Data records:
*-*-*

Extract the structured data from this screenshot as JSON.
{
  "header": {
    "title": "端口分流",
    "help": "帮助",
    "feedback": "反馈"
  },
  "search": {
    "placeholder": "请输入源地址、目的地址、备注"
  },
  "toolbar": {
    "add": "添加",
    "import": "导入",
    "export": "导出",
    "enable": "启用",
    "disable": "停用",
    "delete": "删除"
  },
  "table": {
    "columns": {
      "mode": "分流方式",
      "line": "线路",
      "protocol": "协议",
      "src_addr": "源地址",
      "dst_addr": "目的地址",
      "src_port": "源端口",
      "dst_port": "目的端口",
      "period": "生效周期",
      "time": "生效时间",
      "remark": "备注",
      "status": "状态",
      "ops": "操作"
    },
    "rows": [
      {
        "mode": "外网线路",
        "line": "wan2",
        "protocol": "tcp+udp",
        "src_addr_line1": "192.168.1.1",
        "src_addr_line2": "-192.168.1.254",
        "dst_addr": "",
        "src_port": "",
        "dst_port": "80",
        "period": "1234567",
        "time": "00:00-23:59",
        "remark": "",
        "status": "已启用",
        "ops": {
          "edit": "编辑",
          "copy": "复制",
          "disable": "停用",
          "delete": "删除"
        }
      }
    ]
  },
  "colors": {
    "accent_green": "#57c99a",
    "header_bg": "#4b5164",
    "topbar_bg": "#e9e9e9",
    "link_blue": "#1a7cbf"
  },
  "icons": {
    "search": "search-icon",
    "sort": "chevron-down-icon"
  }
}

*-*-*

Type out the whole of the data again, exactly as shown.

Extract the structured data from this screenshot as JSON.
{
  "header": {
    "title": "端口分流",
    "help": "帮助",
    "feedback": "反馈"
  },
  "search": {
    "placeholder": "请输入源地址、目的地址、备注"
  },
  "toolbar": {
    "add": "添加",
    "import": "导入",
    "export": "导出",
    "enable": "启用",
    "disable": "停用",
    "delete": "删除"
  },
  "table": {
    "columns": {
      "mode": "分流方式",
      "line": "线路",
      "protocol": "协议",
      "src_addr": "源地址",
      "dst_addr": "目的地址",
      "src_port": "源端口",
      "dst_port": "目的端口",
      "period": "生效周期",
      "time": "生效时间",
      "remark": "备注",
      "status": "状态",
      "ops": "操作"
    },
    "rows": [
      {
        "mode": "外网线路",
        "line": "wan2",
        "protocol": "tcp+udp",
        "src_addr_line1": "192.168.1.1",
        "src_addr_line2": "-192.168.1.254",
        "dst_addr": "",
        "src_port": "",
        "dst_port": "80",
        "period": "1234567",
        "time": "00:00-23:59",
        "remark": "",
        "status": "已启用",
        "ops": {
          "edit": "编辑",
          "copy": "复制",
          "disable": "停用",
          "delete": "删除"
        }
      }
    ]
  },
  "colors": {
    "accent_green": "#57c99a",
    "header_bg": "#4b5164",
    "topbar_bg": "#e9e9e9",
    "link_blue": "#1a7cbf"
  },
  "icons": {
    "search": "search-icon",
    "sort": "chevron-down-icon"
  }
}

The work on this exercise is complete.